One of my colleagues placed the following problem on an exam for his Calculus II course…
and was impressed by the variety of correct responses that he received. I thought it would be fun to discuss some of the different ways that this limit can be computed.
Method #2. Using L’Hopital’s Rule. The limit has the indeterminant form , and so I can differentiate the top and the bottom with respect to :
Oops… it looks like I just got the reciprocal of the original limit! Indeed, if I use L’Hopital’s Rule again, I’ll just return back to the original limit.

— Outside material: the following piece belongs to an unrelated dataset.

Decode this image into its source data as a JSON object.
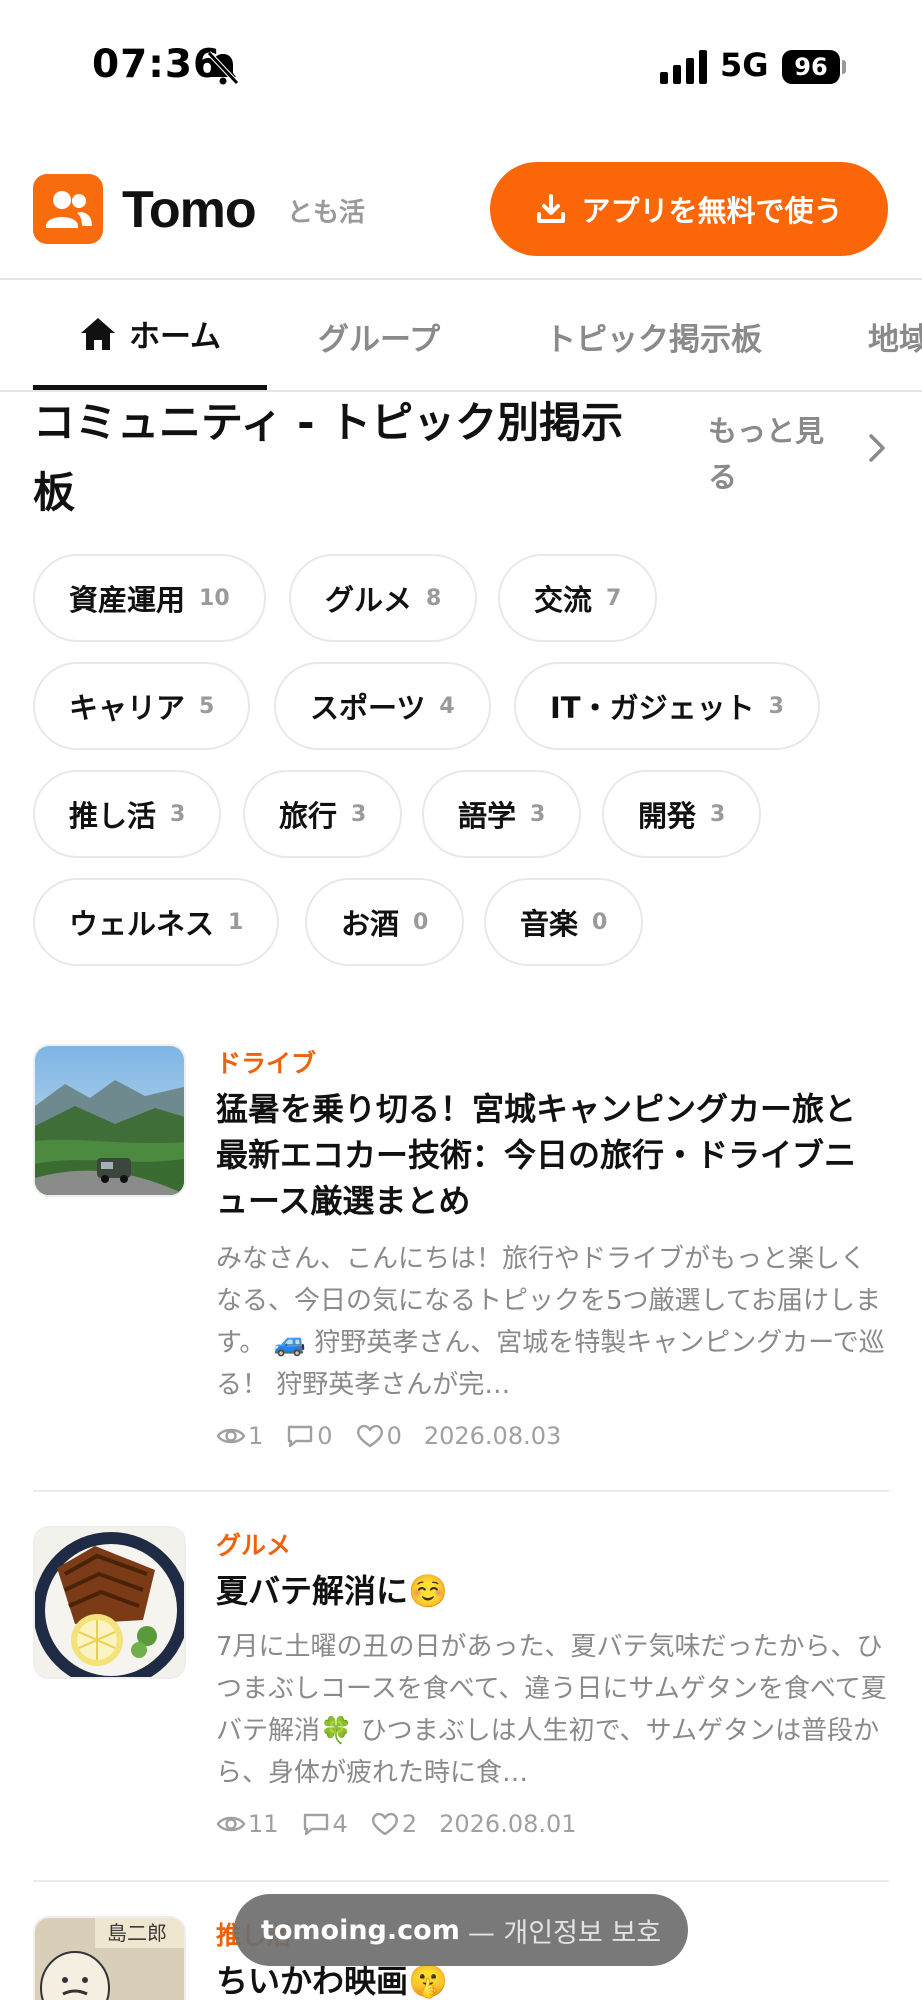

So that doesn’t look very helpful… except it is. If I define the value of this limit to be equal to , then I’ve just shown that (assuming that the limit exists in the first place, of course). That means that or . Well, clearly the limit of this nonnegative function can’t be negative, and so we conclude that the limit is equal to .